**LISTED ENTRIES**.
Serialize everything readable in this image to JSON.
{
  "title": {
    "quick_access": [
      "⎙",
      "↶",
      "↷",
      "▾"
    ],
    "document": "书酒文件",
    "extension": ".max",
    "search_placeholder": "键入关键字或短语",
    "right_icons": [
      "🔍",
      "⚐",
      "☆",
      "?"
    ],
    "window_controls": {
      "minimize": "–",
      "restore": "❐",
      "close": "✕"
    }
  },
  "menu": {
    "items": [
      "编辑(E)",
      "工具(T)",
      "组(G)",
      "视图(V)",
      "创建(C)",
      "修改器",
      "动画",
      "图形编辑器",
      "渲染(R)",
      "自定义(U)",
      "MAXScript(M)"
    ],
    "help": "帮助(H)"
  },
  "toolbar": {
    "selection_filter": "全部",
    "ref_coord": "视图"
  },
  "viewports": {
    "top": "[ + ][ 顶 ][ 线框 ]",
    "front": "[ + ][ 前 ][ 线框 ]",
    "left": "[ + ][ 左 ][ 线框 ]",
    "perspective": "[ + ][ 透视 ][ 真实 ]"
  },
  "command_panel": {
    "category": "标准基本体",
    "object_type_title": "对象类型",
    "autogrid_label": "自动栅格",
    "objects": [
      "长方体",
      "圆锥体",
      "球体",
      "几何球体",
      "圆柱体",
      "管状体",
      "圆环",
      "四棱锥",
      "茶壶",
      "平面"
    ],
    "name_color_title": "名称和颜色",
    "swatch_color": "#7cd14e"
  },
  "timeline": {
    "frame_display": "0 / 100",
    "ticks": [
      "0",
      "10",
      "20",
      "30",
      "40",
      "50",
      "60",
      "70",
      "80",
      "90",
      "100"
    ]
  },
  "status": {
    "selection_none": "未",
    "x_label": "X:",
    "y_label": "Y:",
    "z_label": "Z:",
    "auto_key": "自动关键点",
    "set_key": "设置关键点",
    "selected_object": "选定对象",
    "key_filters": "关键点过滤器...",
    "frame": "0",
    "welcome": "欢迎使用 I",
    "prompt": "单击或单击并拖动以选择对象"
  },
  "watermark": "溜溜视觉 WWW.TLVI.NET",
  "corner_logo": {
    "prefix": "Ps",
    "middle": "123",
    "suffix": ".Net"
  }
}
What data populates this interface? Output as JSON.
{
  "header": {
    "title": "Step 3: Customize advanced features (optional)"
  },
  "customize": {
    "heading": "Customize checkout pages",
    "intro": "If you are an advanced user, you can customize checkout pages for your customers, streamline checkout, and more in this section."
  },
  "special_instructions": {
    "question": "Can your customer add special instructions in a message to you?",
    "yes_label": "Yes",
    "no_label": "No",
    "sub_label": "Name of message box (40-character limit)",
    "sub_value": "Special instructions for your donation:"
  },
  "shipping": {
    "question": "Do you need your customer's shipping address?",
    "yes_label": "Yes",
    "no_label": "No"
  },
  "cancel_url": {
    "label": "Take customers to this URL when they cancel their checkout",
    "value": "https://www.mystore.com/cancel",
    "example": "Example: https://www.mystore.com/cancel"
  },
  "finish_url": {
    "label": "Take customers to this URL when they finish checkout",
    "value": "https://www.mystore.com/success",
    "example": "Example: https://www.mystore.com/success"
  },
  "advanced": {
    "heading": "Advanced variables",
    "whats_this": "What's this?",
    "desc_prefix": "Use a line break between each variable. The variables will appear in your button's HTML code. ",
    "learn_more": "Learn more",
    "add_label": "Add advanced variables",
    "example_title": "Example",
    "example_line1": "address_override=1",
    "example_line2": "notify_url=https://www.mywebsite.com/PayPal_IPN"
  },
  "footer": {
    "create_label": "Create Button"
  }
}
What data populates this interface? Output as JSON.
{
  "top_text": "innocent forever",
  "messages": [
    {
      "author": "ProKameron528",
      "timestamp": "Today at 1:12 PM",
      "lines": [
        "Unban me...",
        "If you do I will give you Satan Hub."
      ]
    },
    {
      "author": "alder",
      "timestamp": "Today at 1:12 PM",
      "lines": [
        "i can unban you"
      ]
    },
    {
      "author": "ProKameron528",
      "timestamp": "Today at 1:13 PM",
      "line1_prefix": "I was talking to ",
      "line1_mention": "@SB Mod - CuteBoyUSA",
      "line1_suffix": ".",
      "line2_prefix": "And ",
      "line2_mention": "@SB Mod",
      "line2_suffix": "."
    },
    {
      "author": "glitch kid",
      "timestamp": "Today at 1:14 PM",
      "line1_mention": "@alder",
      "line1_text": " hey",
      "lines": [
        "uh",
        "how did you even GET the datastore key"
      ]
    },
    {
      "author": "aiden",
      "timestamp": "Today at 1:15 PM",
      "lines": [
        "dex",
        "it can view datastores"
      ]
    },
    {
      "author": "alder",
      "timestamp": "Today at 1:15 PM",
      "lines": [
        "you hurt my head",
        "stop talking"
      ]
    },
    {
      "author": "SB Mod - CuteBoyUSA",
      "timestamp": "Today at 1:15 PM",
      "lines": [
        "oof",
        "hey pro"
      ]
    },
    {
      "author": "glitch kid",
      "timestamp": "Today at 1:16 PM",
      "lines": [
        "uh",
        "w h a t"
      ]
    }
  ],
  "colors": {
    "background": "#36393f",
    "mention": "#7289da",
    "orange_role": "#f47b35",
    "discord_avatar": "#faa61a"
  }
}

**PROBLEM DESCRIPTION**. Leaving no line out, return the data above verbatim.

**RESULT**.
Serialize everything readable in this image to JSON.
{
  "title": {
    "quick_access": [
      "⎙",
      "↶",
      "↷",
      "▾"
    ],
    "document": "书酒文件",
    "extension": ".max",
    "search_placeholder": "键入关键字或短语",
    "right_icons": [
      "🔍",
      "⚐",
      "☆",
      "?"
    ],
    "window_controls": {
      "minimize": "–",
      "restore": "❐",
      "close": "✕"
    }
  },
  "menu": {
    "items": [
      "编辑(E)",
      "工具(T)",
      "组(G)",
      "视图(V)",
      "创建(C)",
      "修改器",
      "动画",
      "图形编辑器",
      "渲染(R)",
      "自定义(U)",
      "MAXScript(M)"
    ],
    "help": "帮助(H)"
  },
  "toolbar": {
    "selection_filter": "全部",
    "ref_coord": "视图"
  },
  "viewports": {
    "top": "[ + ][ 顶 ][ 线框 ]",
    "front": "[ + ][ 前 ][ 线框 ]",
    "left": "[ + ][ 左 ][ 线框 ]",
    "perspective": "[ + ][ 透视 ][ 真实 ]"
  },
  "command_panel": {
    "category": "标准基本体",
    "object_type_title": "对象类型",
    "autogrid_label": "自动栅格",
    "objects": [
      "长方体",
      "圆锥体",
      "球体",
      "几何球体",
      "圆柱体",
      "管状体",
      "圆环",
      "四棱锥",
      "茶壶",
      "平面"
    ],
    "name_color_title": "名称和颜色",
    "swatch_color": "#7cd14e"
  },
  "timeline": {
    "frame_display": "0 / 100",
    "ticks": [
      "0",
      "10",
      "20",
      "30",
      "40",
      "50",
      "60",
      "70",
      "80",
      "90",
      "100"
    ]
  },
  "status": {
    "selection_none": "未",
    "x_label": "X:",
    "y_label": "Y:",
    "z_label": "Z:",
    "auto_key": "自动关键点",
    "set_key": "设置关键点",
    "selected_object": "选定对象",
    "key_filters": "关键点过滤器...",
    "frame": "0",
    "welcome": "欢迎使用 I",
    "prompt": "单击或单击并拖动以选择对象"
  },
  "watermark": "溜溜视觉 WWW.TLVI.NET",
  "corner_logo": {
    "prefix": "Ps",
    "middle": "123",
    "suffix": ".Net"
  }
}
What data populates this interface? Output as JSON.
{
  "header": {
    "title": "Step 3: Customize advanced features (optional)"
  },
  "customize": {
    "heading": "Customize checkout pages",
    "intro": "If you are an advanced user, you can customize checkout pages for your customers, streamline checkout, and more in this section."
  },
  "special_instructions": {
    "question": "Can your customer add special instructions in a message to you?",
    "yes_label": "Yes",
    "no_label": "No",
    "sub_label": "Name of message box (40-character limit)",
    "sub_value": "Special instructions for your donation:"
  },
  "shipping": {
    "question": "Do you need your customer's shipping address?",
    "yes_label": "Yes",
    "no_label": "No"
  },
  "cancel_url": {
    "label": "Take customers to this URL when they cancel their checkout",
    "value": "https://www.mystore.com/cancel",
    "example": "Example: https://www.mystore.com/cancel"
  },
  "finish_url": {
    "label": "Take customers to this URL when they finish checkout",
    "value": "https://www.mystore.com/success",
    "example": "Example: https://www.mystore.com/success"
  },
  "advanced": {
    "heading": "Advanced variables",
    "whats_this": "What's this?",
    "desc_prefix": "Use a line break between each variable. The variables will appear in your button's HTML code. ",
    "learn_more": "Learn more",
    "add_label": "Add advanced variables",
    "example_title": "Example",
    "example_line1": "address_override=1",
    "example_line2": "notify_url=https://www.mywebsite.com/PayPal_IPN"
  },
  "footer": {
    "create_label": "Create Button"
  }
}
What data populates this interface? Output as JSON.
{
  "top_text": "innocent forever",
  "messages": [
    {
      "author": "ProKameron528",
      "timestamp": "Today at 1:12 PM",
      "lines": [
        "Unban me...",
        "If you do I will give you Satan Hub."
      ]
    },
    {
      "author": "alder",
      "timestamp": "Today at 1:12 PM",
      "lines": [
        "i can unban you"
      ]
    },
    {
      "author": "ProKameron528",
      "timestamp": "Today at 1:13 PM",
      "line1_prefix": "I was talking to ",
      "line1_mention": "@SB Mod - CuteBoyUSA",
      "line1_suffix": ".",
      "line2_prefix": "And ",
      "line2_mention": "@SB Mod",
      "line2_suffix": "."
    },
    {
      "author": "glitch kid",
      "timestamp": "Today at 1:14 PM",
      "line1_mention": "@alder",
      "line1_text": " hey",
      "lines": [
        "uh",
        "how did you even GET the datastore key"
      ]
    },
    {
      "author": "aiden",
      "timestamp": "Today at 1:15 PM",
      "lines": [
        "dex",
        "it can view datastores"
      ]
    },
    {
      "author": "alder",
      "timestamp": "Today at 1:15 PM",
      "lines": [
        "you hurt my head",
        "stop talking"
      ]
    },
    {
      "author": "SB Mod - CuteBoyUSA",
      "timestamp": "Today at 1:15 PM",
      "lines": [
        "oof",
        "hey pro"
      ]
    },
    {
      "author": "glitch kid",
      "timestamp": "Today at 1:16 PM",
      "lines": [
        "uh",
        "w h a t"
      ]
    }
  ],
  "colors": {
    "background": "#36393f",
    "mention": "#7289da",
    "orange_role": "#f47b35",
    "discord_avatar": "#faa61a"
  }
}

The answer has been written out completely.